ABOUT THIS TASK
Keep the wording of each record exactly the same when you repeat it, and leave out pictures.

SOURCE DATA
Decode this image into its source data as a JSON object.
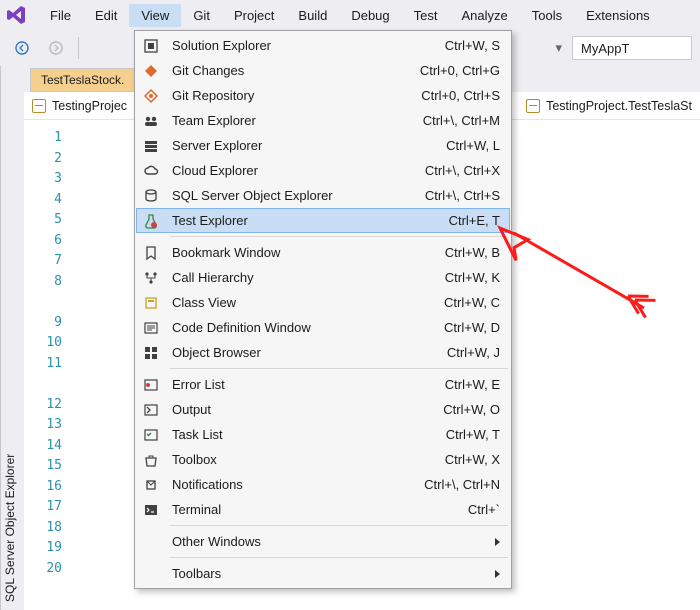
{
  "menubar": [
    "File",
    "Edit",
    "View",
    "Git",
    "Project",
    "Build",
    "Debug",
    "Test",
    "Analyze",
    "Tools",
    "Extensions"
  ],
  "menubar_active": 2,
  "toolbar": {
    "project_label": "MyAppT"
  },
  "side_tab": "SQL Server Object Explorer",
  "file_tab": "TestTeslaStock.",
  "nav_left": "TestingProjec",
  "nav_right": "TestingProject.TestTeslaSt",
  "code_fragment": "();",
  "line_groups": [
    [
      1,
      2,
      3,
      4,
      5,
      6,
      7,
      8
    ],
    [
      9,
      10,
      11
    ],
    [
      12,
      13,
      14,
      15,
      16,
      17,
      18,
      19,
      20
    ]
  ],
  "menu_sections": [
    [
      {
        "icon": "solution",
        "label": "Solution Explorer",
        "shortcut": "Ctrl+W, S"
      },
      {
        "icon": "git-changes",
        "label": "Git Changes",
        "shortcut": "Ctrl+0, Ctrl+G"
      },
      {
        "icon": "git-repo",
        "label": "Git Repository",
        "shortcut": "Ctrl+0, Ctrl+S"
      },
      {
        "icon": "team",
        "label": "Team Explorer",
        "shortcut": "Ctrl+\\, Ctrl+M"
      },
      {
        "icon": "server",
        "label": "Server Explorer",
        "shortcut": "Ctrl+W, L"
      },
      {
        "icon": "cloud",
        "label": "Cloud Explorer",
        "shortcut": "Ctrl+\\, Ctrl+X"
      },
      {
        "icon": "sql",
        "label": "SQL Server Object Explorer",
        "shortcut": "Ctrl+\\, Ctrl+S"
      },
      {
        "icon": "test",
        "label": "Test Explorer",
        "shortcut": "Ctrl+E, T",
        "highlight": true
      }
    ],
    [
      {
        "icon": "bookmark",
        "label": "Bookmark Window",
        "shortcut": "Ctrl+W, B"
      },
      {
        "icon": "call-hier",
        "label": "Call Hierarchy",
        "shortcut": "Ctrl+W, K"
      },
      {
        "icon": "class-view",
        "label": "Class View",
        "shortcut": "Ctrl+W, C"
      },
      {
        "icon": "code-def",
        "label": "Code Definition Window",
        "shortcut": "Ctrl+W, D"
      },
      {
        "icon": "obj-browser",
        "label": "Object Browser",
        "shortcut": "Ctrl+W, J"
      }
    ],
    [
      {
        "icon": "error-list",
        "label": "Error List",
        "shortcut": "Ctrl+W, E"
      },
      {
        "icon": "output",
        "label": "Output",
        "shortcut": "Ctrl+W, O"
      },
      {
        "icon": "task-list",
        "label": "Task List",
        "shortcut": "Ctrl+W, T"
      },
      {
        "icon": "toolbox",
        "label": "Toolbox",
        "shortcut": "Ctrl+W, X"
      },
      {
        "icon": "notifications",
        "label": "Notifications",
        "shortcut": "Ctrl+\\, Ctrl+N"
      },
      {
        "icon": "terminal",
        "label": "Terminal",
        "shortcut": "Ctrl+`"
      }
    ],
    [
      {
        "icon": "",
        "label": "Other Windows",
        "shortcut": "",
        "submenu": true
      }
    ],
    [
      {
        "icon": "",
        "label": "Toolbars",
        "shortcut": "",
        "submenu": true
      }
    ]
  ]
}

OUTPUT BELOW
Decode this image into its source data as a JSON object.
{
  "menubar": [
    "File",
    "Edit",
    "View",
    "Git",
    "Project",
    "Build",
    "Debug",
    "Test",
    "Analyze",
    "Tools",
    "Extensions"
  ],
  "menubar_active": 2,
  "toolbar": {
    "project_label": "MyAppT"
  },
  "side_tab": "SQL Server Object Explorer",
  "file_tab": "TestTeslaStock.",
  "nav_left": "TestingProjec",
  "nav_right": "TestingProject.TestTeslaSt",
  "code_fragment": "();",
  "line_groups": [
    [
      1,
      2,
      3,
      4,
      5,
      6,
      7,
      8
    ],
    [
      9,
      10,
      11
    ],
    [
      12,
      13,
      14,
      15,
      16,
      17,
      18,
      19,
      20
    ]
  ],
  "menu_sections": [
    [
      {
        "icon": "solution",
        "label": "Solution Explorer",
        "shortcut": "Ctrl+W, S"
      },
      {
        "icon": "git-changes",
        "label": "Git Changes",
        "shortcut": "Ctrl+0, Ctrl+G"
      },
      {
        "icon": "git-repo",
        "label": "Git Repository",
        "shortcut": "Ctrl+0, Ctrl+S"
      },
      {
        "icon": "team",
        "label": "Team Explorer",
        "shortcut": "Ctrl+\\, Ctrl+M"
      },
      {
        "icon": "server",
        "label": "Server Explorer",
        "shortcut": "Ctrl+W, L"
      },
      {
        "icon": "cloud",
        "label": "Cloud Explorer",
        "shortcut": "Ctrl+\\, Ctrl+X"
      },
      {
        "icon": "sql",
        "label": "SQL Server Object Explorer",
        "shortcut": "Ctrl+\\, Ctrl+S"
      },
      {
        "icon": "test",
        "label": "Test Explorer",
        "shortcut": "Ctrl+E, T",
        "highlight": true
      }
    ],
    [
      {
        "icon": "bookmark",
        "label": "Bookmark Window",
        "shortcut": "Ctrl+W, B"
      },
      {
        "icon": "call-hier",
        "label": "Call Hierarchy",
        "shortcut": "Ctrl+W, K"
      },
      {
        "icon": "class-view",
        "label": "Class View",
        "shortcut": "Ctrl+W, C"
      },
      {
        "icon": "code-def",
        "label": "Code Definition Window",
        "shortcut": "Ctrl+W, D"
      },
      {
        "icon": "obj-browser",
        "label": "Object Browser",
        "shortcut": "Ctrl+W, J"
      }
    ],
    [
      {
        "icon": "error-list",
        "label": "Error List",
        "shortcut": "Ctrl+W, E"
      },
      {
        "icon": "output",
        "label": "Output",
        "shortcut": "Ctrl+W, O"
      },
      {
        "icon": "task-list",
        "label": "Task List",
        "shortcut": "Ctrl+W, T"
      },
      {
        "icon": "toolbox",
        "label": "Toolbox",
        "shortcut": "Ctrl+W, X"
      },
      {
        "icon": "notifications",
        "label": "Notifications",
        "shortcut": "Ctrl+\\, Ctrl+N"
      },
      {
        "icon": "terminal",
        "label": "Terminal",
        "shortcut": "Ctrl+`"
      }
    ],
    [
      {
        "icon": "",
        "label": "Other Windows",
        "shortcut": "",
        "submenu": true
      }
    ],
    [
      {
        "icon": "",
        "label": "Toolbars",
        "shortcut": "",
        "submenu": true
      }
    ]
  ]
}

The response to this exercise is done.